[Entries taken from a collection]
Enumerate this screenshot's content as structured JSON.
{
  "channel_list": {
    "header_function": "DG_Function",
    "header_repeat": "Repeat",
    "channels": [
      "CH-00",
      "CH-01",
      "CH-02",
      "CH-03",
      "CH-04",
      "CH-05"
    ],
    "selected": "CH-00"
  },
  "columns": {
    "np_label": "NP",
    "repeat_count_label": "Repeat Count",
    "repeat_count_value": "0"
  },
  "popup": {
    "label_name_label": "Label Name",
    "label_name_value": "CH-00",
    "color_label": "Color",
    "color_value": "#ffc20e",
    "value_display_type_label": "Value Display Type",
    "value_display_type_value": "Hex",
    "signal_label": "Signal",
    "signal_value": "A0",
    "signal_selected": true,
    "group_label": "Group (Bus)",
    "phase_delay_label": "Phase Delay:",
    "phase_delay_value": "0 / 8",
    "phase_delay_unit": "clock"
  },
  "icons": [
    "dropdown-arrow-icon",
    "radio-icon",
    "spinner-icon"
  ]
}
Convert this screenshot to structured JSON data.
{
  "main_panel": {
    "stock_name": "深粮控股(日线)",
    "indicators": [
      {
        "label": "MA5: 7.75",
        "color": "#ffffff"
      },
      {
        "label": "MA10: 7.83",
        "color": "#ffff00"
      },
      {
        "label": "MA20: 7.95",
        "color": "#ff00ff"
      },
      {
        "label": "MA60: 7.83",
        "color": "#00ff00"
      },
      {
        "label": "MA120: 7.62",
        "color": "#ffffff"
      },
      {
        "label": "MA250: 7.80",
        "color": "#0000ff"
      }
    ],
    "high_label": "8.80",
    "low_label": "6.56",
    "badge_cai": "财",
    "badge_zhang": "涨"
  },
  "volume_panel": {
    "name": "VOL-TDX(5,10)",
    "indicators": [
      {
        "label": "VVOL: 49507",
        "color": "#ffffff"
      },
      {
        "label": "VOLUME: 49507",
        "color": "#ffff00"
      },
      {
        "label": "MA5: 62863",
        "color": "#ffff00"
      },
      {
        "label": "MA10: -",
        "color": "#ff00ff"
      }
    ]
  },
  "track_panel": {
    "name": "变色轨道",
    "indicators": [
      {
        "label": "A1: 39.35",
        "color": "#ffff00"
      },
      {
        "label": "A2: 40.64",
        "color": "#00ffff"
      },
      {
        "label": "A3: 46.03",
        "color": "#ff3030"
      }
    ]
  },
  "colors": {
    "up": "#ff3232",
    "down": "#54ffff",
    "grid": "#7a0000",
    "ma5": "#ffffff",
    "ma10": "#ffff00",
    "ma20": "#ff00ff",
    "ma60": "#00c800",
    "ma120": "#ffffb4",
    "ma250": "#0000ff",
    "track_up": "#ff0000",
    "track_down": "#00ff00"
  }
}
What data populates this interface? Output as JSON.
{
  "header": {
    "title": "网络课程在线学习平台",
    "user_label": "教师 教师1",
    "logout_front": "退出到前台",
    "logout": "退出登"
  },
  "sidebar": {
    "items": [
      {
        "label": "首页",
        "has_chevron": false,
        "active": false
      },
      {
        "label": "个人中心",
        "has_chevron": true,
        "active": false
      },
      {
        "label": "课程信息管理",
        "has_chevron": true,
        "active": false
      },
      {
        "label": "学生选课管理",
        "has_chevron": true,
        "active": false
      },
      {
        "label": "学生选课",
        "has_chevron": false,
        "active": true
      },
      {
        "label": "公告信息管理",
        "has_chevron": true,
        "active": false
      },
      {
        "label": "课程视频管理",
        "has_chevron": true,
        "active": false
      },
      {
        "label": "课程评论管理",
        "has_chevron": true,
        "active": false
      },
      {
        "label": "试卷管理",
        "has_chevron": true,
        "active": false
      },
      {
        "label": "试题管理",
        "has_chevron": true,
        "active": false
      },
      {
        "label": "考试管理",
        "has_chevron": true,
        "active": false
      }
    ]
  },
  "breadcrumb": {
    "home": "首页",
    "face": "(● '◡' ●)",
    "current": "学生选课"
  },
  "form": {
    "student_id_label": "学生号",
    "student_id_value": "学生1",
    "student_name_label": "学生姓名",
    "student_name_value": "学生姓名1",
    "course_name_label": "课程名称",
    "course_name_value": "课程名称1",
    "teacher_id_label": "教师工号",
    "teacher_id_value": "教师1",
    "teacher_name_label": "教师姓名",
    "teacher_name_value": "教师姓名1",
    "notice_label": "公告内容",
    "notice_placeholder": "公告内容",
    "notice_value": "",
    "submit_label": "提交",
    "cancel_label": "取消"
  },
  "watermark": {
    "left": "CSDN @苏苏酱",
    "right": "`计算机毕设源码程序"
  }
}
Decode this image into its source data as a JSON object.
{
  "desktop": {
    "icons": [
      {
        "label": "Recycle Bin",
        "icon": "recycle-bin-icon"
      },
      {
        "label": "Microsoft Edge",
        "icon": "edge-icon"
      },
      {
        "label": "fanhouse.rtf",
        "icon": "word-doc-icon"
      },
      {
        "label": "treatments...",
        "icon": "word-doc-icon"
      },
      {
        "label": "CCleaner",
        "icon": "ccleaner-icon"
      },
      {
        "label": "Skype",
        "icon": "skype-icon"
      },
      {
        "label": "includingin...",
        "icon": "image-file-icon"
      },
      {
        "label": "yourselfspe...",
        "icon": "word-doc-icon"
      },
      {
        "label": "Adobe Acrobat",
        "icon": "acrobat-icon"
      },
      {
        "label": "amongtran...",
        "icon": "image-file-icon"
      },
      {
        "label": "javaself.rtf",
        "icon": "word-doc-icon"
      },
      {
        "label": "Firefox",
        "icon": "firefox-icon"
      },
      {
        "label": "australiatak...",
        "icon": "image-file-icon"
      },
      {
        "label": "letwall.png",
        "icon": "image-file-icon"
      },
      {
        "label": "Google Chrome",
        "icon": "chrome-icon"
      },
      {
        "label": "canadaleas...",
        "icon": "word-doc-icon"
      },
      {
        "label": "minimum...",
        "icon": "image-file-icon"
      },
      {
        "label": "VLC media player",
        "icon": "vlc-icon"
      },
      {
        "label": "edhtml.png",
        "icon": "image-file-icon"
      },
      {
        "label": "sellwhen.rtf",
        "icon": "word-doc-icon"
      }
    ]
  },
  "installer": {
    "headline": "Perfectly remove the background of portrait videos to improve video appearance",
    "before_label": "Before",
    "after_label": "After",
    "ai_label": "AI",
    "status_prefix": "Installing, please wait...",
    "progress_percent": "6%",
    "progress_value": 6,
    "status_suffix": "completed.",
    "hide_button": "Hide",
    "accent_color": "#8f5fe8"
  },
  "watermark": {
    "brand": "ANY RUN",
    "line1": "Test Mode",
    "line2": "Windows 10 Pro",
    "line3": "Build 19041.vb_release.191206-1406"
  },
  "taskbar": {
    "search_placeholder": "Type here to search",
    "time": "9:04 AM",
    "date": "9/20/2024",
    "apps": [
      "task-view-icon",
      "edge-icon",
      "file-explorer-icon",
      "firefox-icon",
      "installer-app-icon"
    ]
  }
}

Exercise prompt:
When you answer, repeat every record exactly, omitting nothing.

Solution to this exercise:
Enumerate this screenshot's content as structured JSON.
{
  "channel_list": {
    "header_function": "DG_Function",
    "header_repeat": "Repeat",
    "channels": [
      "CH-00",
      "CH-01",
      "CH-02",
      "CH-03",
      "CH-04",
      "CH-05"
    ],
    "selected": "CH-00"
  },
  "columns": {
    "np_label": "NP",
    "repeat_count_label": "Repeat Count",
    "repeat_count_value": "0"
  },
  "popup": {
    "label_name_label": "Label Name",
    "label_name_value": "CH-00",
    "color_label": "Color",
    "color_value": "#ffc20e",
    "value_display_type_label": "Value Display Type",
    "value_display_type_value": "Hex",
    "signal_label": "Signal",
    "signal_value": "A0",
    "signal_selected": true,
    "group_label": "Group (Bus)",
    "phase_delay_label": "Phase Delay:",
    "phase_delay_value": "0 / 8",
    "phase_delay_unit": "clock"
  },
  "icons": [
    "dropdown-arrow-icon",
    "radio-icon",
    "spinner-icon"
  ]
}
Convert this screenshot to structured JSON data.
{
  "main_panel": {
    "stock_name": "深粮控股(日线)",
    "indicators": [
      {
        "label": "MA5: 7.75",
        "color": "#ffffff"
      },
      {
        "label": "MA10: 7.83",
        "color": "#ffff00"
      },
      {
        "label": "MA20: 7.95",
        "color": "#ff00ff"
      },
      {
        "label": "MA60: 7.83",
        "color": "#00ff00"
      },
      {
        "label": "MA120: 7.62",
        "color": "#ffffff"
      },
      {
        "label": "MA250: 7.80",
        "color": "#0000ff"
      }
    ],
    "high_label": "8.80",
    "low_label": "6.56",
    "badge_cai": "财",
    "badge_zhang": "涨"
  },
  "volume_panel": {
    "name": "VOL-TDX(5,10)",
    "indicators": [
      {
        "label": "VVOL: 49507",
        "color": "#ffffff"
      },
      {
        "label": "VOLUME: 49507",
        "color": "#ffff00"
      },
      {
        "label": "MA5: 62863",
        "color": "#ffff00"
      },
      {
        "label": "MA10: -",
        "color": "#ff00ff"
      }
    ]
  },
  "track_panel": {
    "name": "变色轨道",
    "indicators": [
      {
        "label": "A1: 39.35",
        "color": "#ffff00"
      },
      {
        "label": "A2: 40.64",
        "color": "#00ffff"
      },
      {
        "label": "A3: 46.03",
        "color": "#ff3030"
      }
    ]
  },
  "colors": {
    "up": "#ff3232",
    "down": "#54ffff",
    "grid": "#7a0000",
    "ma5": "#ffffff",
    "ma10": "#ffff00",
    "ma20": "#ff00ff",
    "ma60": "#00c800",
    "ma120": "#ffffb4",
    "ma250": "#0000ff",
    "track_up": "#ff0000",
    "track_down": "#00ff00"
  }
}
What data populates this interface? Output as JSON.
{
  "header": {
    "title": "网络课程在线学习平台",
    "user_label": "教师 教师1",
    "logout_front": "退出到前台",
    "logout": "退出登"
  },
  "sidebar": {
    "items": [
      {
        "label": "首页",
        "has_chevron": false,
        "active": false
      },
      {
        "label": "个人中心",
        "has_chevron": true,
        "active": false
      },
      {
        "label": "课程信息管理",
        "has_chevron": true,
        "active": false
      },
      {
        "label": "学生选课管理",
        "has_chevron": true,
        "active": false
      },
      {
        "label": "学生选课",
        "has_chevron": false,
        "active": true
      },
      {
        "label": "公告信息管理",
        "has_chevron": true,
        "active": false
      },
      {
        "label": "课程视频管理",
        "has_chevron": true,
        "active": false
      },
      {
        "label": "课程评论管理",
        "has_chevron": true,
        "active": false
      },
      {
        "label": "试卷管理",
        "has_chevron": true,
        "active": false
      },
      {
        "label": "试题管理",
        "has_chevron": true,
        "active": false
      },
      {
        "label": "考试管理",
        "has_chevron": true,
        "active": false
      }
    ]
  },
  "breadcrumb": {
    "home": "首页",
    "face": "(● '◡' ●)",
    "current": "学生选课"
  },
  "form": {
    "student_id_label": "学生号",
    "student_id_value": "学生1",
    "student_name_label": "学生姓名",
    "student_name_value": "学生姓名1",
    "course_name_label": "课程名称",
    "course_name_value": "课程名称1",
    "teacher_id_label": "教师工号",
    "teacher_id_value": "教师1",
    "teacher_name_label": "教师姓名",
    "teacher_name_value": "教师姓名1",
    "notice_label": "公告内容",
    "notice_placeholder": "公告内容",
    "notice_value": "",
    "submit_label": "提交",
    "cancel_label": "取消"
  },
  "watermark": {
    "left": "CSDN @苏苏酱",
    "right": "`计算机毕设源码程序"
  }
}
Decode this image into its source data as a JSON object.
{
  "desktop": {
    "icons": [
      {
        "label": "Recycle Bin",
        "icon": "recycle-bin-icon"
      },
      {
        "label": "Microsoft Edge",
        "icon": "edge-icon"
      },
      {
        "label": "fanhouse.rtf",
        "icon": "word-doc-icon"
      },
      {
        "label": "treatments...",
        "icon": "word-doc-icon"
      },
      {
        "label": "CCleaner",
        "icon": "ccleaner-icon"
      },
      {
        "label": "Skype",
        "icon": "skype-icon"
      },
      {
        "label": "includingin...",
        "icon": "image-file-icon"
      },
      {
        "label": "yourselfspe...",
        "icon": "word-doc-icon"
      },
      {
        "label": "Adobe Acrobat",
        "icon": "acrobat-icon"
      },
      {
        "label": "amongtran...",
        "icon": "image-file-icon"
      },
      {
        "label": "javaself.rtf",
        "icon": "word-doc-icon"
      },
      {
        "label": "Firefox",
        "icon": "firefox-icon"
      },
      {
        "label": "australiatak...",
        "icon": "image-file-icon"
      },
      {
        "label": "letwall.png",
        "icon": "image-file-icon"
      },
      {
        "label": "Google Chrome",
        "icon": "chrome-icon"
      },
      {
        "label": "canadaleas...",
        "icon": "word-doc-icon"
      },
      {
        "label": "minimum...",
        "icon": "image-file-icon"
      },
      {
        "label": "VLC media player",
        "icon": "vlc-icon"
      },
      {
        "label": "edhtml.png",
        "icon": "image-file-icon"
      },
      {
        "label": "sellwhen.rtf",
        "icon": "word-doc-icon"
      }
    ]
  },
  "installer": {
    "headline": "Perfectly remove the background of portrait videos to improve video appearance",
    "before_label": "Before",
    "after_label": "After",
    "ai_label": "AI",
    "status_prefix": "Installing, please wait...",
    "progress_percent": "6%",
    "progress_value": 6,
    "status_suffix": "completed.",
    "hide_button": "Hide",
    "accent_color": "#8f5fe8"
  },
  "watermark": {
    "brand": "ANY RUN",
    "line1": "Test Mode",
    "line2": "Windows 10 Pro",
    "line3": "Build 19041.vb_release.191206-1406"
  },
  "taskbar": {
    "search_placeholder": "Type here to search",
    "time": "9:04 AM",
    "date": "9/20/2024",
    "apps": [
      "task-view-icon",
      "edge-icon",
      "file-explorer-icon",
      "firefox-icon",
      "installer-app-icon"
    ]
  }
}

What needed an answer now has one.